Return every line from the listing where the word "title" occurs.
═══ GIVEN DATA
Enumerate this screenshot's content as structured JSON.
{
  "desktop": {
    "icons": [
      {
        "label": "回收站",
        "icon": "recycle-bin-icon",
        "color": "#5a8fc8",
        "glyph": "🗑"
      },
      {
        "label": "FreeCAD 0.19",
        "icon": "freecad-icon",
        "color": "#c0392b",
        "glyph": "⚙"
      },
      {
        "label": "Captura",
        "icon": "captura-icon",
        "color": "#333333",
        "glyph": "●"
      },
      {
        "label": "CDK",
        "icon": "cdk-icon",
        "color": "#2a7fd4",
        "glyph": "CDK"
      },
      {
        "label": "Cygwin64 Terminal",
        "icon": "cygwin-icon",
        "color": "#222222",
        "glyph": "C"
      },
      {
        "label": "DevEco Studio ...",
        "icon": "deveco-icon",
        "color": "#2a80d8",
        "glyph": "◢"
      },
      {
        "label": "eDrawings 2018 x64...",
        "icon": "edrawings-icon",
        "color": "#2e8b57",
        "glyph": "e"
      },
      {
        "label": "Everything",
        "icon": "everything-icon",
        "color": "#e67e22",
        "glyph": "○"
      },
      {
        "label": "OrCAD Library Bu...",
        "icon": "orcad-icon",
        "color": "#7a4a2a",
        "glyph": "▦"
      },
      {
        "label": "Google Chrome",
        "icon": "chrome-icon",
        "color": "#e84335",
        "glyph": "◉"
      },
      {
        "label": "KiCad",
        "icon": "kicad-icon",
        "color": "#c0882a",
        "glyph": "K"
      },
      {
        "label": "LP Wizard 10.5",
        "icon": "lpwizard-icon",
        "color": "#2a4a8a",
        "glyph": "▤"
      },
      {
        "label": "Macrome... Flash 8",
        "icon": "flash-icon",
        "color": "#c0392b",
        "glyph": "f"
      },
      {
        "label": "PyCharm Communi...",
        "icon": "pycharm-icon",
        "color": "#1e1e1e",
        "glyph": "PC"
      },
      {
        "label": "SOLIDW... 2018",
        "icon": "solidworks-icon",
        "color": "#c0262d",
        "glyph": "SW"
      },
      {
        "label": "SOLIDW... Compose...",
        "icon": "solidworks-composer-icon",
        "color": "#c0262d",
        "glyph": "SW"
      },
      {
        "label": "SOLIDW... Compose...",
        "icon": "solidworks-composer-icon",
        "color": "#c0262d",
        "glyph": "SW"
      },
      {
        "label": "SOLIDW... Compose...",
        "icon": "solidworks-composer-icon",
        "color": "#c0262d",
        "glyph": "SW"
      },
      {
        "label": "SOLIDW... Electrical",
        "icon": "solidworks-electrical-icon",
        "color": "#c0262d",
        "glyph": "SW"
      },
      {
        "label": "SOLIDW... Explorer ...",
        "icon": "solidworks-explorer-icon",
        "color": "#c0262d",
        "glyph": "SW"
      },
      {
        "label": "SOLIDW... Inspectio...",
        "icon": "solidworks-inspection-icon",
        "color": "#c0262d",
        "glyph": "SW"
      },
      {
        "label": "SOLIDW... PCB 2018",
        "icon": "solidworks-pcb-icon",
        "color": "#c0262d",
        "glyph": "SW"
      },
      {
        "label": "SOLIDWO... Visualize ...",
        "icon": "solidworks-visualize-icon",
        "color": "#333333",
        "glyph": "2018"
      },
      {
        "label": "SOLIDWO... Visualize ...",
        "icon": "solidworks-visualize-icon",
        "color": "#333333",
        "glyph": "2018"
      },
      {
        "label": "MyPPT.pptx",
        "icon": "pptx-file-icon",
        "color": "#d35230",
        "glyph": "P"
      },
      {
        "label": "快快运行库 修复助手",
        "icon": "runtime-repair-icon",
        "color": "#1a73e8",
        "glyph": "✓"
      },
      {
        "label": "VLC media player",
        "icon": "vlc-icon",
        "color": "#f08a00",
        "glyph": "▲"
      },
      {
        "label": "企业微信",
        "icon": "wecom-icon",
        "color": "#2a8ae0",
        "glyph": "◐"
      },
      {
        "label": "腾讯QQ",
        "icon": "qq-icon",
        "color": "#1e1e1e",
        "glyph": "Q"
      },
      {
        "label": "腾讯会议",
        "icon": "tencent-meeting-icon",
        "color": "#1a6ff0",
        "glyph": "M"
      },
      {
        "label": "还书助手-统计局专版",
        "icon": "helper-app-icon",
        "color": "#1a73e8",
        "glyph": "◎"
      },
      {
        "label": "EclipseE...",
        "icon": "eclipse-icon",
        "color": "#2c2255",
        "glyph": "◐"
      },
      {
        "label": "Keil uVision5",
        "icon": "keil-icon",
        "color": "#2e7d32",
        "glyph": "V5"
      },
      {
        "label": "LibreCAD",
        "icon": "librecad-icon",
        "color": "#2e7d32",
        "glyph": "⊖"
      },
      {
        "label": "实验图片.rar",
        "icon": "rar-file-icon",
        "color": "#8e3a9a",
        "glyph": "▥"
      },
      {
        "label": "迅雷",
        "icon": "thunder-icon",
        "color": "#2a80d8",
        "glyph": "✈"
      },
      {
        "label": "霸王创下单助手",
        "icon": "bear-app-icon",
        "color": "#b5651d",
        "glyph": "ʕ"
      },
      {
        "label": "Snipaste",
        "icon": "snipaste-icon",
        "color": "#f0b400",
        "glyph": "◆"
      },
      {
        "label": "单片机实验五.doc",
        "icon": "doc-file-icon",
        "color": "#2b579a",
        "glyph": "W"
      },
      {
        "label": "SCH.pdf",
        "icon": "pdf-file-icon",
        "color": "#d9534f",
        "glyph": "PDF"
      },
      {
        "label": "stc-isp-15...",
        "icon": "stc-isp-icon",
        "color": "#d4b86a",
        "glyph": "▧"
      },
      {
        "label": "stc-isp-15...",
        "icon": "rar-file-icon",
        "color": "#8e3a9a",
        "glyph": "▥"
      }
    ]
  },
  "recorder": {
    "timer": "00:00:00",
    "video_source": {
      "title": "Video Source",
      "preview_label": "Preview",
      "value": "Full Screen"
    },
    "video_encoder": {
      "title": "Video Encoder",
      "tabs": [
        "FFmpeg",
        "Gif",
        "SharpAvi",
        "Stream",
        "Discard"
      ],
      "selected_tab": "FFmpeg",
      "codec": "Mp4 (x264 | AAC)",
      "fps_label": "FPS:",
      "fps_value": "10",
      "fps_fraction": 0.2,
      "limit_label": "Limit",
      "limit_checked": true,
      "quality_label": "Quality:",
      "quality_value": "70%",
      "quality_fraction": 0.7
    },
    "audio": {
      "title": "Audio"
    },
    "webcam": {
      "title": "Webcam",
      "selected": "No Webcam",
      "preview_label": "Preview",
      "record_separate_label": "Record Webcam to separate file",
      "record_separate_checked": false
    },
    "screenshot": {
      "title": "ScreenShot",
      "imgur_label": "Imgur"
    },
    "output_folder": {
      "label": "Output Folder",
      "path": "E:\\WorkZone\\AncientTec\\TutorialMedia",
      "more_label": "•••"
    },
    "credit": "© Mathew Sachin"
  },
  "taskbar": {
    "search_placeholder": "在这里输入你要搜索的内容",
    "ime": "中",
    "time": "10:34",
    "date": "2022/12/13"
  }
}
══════
EXERCISE SOLUTION:
      "title": "Video Source",
      "title": "Video Encoder",
      "title": "Audio"
      "title": "Webcam",
      "title": "ScreenShot",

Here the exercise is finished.